* _Work required_:
From the entries below, copy each line in which the word "this" occurs.

[Entries shown Boundary: Start]

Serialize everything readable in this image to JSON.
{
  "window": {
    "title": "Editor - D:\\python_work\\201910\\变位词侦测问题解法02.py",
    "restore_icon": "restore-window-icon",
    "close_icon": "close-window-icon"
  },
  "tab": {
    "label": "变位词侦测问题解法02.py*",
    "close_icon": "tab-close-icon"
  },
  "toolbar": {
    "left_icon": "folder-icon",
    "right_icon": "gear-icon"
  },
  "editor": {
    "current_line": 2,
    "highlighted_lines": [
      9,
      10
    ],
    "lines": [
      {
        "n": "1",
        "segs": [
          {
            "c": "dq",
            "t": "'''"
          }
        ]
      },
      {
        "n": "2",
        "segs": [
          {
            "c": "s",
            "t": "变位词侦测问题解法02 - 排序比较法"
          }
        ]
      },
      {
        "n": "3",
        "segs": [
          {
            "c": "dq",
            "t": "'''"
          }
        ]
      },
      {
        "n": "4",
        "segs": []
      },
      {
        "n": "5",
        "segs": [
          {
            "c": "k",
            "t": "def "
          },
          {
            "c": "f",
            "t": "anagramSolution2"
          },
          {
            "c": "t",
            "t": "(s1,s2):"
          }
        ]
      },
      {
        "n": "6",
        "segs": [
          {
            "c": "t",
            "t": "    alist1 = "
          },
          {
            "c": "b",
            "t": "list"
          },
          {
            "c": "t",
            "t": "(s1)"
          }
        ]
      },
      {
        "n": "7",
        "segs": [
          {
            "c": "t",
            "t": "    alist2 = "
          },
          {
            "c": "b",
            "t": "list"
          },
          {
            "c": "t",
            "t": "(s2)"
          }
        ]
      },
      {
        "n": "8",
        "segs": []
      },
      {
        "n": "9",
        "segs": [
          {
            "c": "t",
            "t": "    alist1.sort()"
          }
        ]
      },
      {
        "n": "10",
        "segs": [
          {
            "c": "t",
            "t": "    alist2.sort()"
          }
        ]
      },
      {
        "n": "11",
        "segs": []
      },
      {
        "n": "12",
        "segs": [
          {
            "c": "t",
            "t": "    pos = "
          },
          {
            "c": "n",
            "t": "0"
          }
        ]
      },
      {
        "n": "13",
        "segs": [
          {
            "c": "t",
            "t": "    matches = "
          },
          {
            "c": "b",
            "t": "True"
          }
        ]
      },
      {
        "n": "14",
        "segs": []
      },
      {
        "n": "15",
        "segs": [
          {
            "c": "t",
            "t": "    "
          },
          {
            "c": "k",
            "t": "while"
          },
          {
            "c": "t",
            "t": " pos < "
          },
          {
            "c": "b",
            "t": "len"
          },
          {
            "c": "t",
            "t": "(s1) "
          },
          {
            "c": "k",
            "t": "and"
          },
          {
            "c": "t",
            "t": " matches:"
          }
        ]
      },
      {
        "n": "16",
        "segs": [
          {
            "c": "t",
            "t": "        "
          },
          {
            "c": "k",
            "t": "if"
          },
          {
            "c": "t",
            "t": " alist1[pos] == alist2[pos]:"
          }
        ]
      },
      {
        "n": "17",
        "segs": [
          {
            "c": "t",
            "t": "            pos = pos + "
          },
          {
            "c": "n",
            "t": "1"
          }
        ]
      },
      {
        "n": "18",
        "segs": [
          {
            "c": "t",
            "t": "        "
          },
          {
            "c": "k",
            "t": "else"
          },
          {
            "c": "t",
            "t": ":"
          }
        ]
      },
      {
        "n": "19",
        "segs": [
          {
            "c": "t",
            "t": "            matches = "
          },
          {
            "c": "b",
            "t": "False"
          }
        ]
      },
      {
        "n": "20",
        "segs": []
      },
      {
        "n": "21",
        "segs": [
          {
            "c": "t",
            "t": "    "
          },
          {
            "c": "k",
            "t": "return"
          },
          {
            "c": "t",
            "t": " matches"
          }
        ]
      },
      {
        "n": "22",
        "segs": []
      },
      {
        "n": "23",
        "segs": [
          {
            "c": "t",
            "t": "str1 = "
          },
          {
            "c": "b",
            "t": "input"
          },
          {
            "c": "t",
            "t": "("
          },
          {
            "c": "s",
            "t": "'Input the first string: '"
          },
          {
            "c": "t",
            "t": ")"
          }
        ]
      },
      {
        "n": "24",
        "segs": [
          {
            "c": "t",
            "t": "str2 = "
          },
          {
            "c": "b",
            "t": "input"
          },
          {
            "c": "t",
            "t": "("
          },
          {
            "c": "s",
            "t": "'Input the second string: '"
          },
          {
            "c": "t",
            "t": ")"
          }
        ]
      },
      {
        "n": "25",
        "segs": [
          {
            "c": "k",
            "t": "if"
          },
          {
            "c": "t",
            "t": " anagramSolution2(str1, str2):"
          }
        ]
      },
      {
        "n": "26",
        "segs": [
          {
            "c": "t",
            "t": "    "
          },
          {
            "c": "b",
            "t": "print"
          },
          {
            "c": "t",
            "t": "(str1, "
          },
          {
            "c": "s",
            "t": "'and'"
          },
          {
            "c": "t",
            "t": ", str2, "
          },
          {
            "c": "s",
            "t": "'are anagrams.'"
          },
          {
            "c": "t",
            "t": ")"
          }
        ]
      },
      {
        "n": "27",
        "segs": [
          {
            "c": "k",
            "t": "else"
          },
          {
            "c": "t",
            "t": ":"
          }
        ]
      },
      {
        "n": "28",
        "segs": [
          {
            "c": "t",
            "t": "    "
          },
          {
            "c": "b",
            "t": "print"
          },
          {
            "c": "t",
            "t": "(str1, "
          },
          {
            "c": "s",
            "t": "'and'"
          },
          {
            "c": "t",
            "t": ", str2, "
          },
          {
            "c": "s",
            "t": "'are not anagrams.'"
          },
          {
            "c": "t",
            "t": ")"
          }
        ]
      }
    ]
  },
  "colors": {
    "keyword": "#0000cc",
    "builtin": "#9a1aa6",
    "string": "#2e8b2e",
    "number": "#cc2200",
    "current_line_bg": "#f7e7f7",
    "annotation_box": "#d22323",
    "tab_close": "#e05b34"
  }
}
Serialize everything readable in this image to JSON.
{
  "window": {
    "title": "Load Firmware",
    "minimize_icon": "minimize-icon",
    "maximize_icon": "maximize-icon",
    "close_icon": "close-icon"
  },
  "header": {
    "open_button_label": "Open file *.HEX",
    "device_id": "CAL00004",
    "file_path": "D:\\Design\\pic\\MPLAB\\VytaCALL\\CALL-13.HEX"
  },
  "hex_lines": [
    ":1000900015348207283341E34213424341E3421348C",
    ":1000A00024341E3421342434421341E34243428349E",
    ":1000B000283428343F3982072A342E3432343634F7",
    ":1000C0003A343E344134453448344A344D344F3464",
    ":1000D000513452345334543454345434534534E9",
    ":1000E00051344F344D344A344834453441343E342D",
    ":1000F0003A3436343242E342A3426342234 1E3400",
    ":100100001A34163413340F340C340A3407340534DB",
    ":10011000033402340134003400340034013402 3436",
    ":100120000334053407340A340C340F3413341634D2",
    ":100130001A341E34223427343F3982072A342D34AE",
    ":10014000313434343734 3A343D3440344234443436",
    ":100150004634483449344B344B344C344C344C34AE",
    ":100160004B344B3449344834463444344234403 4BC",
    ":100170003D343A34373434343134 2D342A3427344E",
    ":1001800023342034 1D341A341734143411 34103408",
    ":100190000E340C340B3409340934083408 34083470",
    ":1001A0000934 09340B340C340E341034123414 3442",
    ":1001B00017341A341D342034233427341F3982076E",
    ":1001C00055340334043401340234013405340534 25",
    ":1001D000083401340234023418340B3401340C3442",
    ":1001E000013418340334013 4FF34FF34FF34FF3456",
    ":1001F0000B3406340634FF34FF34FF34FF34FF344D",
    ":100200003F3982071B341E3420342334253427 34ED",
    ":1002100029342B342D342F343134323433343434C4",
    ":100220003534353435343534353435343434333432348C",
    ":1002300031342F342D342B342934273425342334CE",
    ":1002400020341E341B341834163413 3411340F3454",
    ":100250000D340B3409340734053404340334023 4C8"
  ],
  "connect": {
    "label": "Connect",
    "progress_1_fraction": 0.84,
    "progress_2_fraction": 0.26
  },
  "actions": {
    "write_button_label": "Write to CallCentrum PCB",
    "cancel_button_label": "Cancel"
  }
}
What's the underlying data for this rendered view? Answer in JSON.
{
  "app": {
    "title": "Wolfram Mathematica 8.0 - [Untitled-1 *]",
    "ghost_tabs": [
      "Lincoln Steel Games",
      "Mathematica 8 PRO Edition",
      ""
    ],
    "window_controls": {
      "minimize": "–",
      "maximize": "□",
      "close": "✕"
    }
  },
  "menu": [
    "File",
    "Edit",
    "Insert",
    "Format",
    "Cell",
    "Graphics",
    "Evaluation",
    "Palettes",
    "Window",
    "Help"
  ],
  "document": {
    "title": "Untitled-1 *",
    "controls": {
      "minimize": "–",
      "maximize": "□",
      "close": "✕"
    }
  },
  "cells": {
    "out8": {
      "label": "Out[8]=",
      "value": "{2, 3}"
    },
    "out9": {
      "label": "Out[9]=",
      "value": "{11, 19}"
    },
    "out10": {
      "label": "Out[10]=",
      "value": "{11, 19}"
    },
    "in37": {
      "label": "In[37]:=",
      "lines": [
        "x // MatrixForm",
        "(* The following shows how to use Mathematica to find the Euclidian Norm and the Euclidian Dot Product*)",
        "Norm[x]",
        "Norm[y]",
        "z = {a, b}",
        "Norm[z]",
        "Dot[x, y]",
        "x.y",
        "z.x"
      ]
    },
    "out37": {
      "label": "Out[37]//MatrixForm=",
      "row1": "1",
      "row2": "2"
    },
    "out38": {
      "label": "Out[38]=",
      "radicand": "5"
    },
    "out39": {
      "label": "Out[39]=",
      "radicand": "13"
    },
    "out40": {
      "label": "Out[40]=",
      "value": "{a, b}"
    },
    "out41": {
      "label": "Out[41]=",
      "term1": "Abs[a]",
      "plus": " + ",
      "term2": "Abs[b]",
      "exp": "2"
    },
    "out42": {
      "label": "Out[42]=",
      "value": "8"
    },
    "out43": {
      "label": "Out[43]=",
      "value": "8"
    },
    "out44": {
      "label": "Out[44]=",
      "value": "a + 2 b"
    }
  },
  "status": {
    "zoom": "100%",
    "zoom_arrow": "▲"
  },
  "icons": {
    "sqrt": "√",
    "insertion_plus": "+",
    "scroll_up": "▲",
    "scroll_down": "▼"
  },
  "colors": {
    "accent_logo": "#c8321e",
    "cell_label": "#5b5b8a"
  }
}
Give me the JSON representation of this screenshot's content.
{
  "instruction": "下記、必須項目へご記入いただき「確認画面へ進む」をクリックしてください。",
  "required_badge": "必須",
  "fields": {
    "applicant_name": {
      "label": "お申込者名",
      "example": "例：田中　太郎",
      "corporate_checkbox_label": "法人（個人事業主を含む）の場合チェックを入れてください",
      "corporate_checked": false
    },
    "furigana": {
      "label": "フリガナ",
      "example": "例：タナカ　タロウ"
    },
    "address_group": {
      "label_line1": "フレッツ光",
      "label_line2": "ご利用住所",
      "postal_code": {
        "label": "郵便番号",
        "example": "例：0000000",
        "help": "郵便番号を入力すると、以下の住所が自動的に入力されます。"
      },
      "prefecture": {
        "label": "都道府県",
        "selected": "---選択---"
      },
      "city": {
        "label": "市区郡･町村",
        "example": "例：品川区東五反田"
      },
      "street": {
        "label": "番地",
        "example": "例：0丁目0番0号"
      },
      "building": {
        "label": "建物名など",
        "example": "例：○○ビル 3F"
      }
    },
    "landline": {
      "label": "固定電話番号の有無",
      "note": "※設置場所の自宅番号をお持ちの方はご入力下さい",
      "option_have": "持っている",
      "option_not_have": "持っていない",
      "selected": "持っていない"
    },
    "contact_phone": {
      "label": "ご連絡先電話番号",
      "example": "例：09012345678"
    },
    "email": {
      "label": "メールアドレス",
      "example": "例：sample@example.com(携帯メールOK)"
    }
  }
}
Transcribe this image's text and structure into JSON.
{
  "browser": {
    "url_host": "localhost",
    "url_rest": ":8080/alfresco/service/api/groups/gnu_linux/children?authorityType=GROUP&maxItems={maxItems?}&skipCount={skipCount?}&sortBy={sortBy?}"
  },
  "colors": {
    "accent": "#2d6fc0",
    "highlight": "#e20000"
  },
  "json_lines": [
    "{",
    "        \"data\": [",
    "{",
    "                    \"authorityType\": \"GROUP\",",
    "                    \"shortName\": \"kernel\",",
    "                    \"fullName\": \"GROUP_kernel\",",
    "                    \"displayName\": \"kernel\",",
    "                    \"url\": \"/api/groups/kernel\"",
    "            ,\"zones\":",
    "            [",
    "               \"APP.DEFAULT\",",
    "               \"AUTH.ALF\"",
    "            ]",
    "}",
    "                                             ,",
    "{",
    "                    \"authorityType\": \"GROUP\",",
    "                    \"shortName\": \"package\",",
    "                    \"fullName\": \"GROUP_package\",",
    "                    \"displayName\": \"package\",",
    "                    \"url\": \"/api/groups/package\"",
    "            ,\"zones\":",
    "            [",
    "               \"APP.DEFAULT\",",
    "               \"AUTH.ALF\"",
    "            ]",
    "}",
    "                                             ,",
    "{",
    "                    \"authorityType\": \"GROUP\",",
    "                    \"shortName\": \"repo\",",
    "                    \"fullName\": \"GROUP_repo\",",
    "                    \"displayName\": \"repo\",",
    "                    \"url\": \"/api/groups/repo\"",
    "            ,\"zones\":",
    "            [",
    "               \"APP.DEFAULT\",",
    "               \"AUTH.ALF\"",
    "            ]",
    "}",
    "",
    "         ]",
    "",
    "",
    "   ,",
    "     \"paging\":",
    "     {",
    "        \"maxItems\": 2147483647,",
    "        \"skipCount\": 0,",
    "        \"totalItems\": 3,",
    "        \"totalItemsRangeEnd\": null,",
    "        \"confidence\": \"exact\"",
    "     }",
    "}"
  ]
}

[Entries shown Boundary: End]

* _Response to the exercise_:
Serialize everything readable in this image to JSON.
Serialize everything readable in this image to JSON.
What's the underlying data for this rendered view? Answer in JSON.
Give me the JSON representation of this screenshot's content.
Transcribe this image's text and structure into JSON.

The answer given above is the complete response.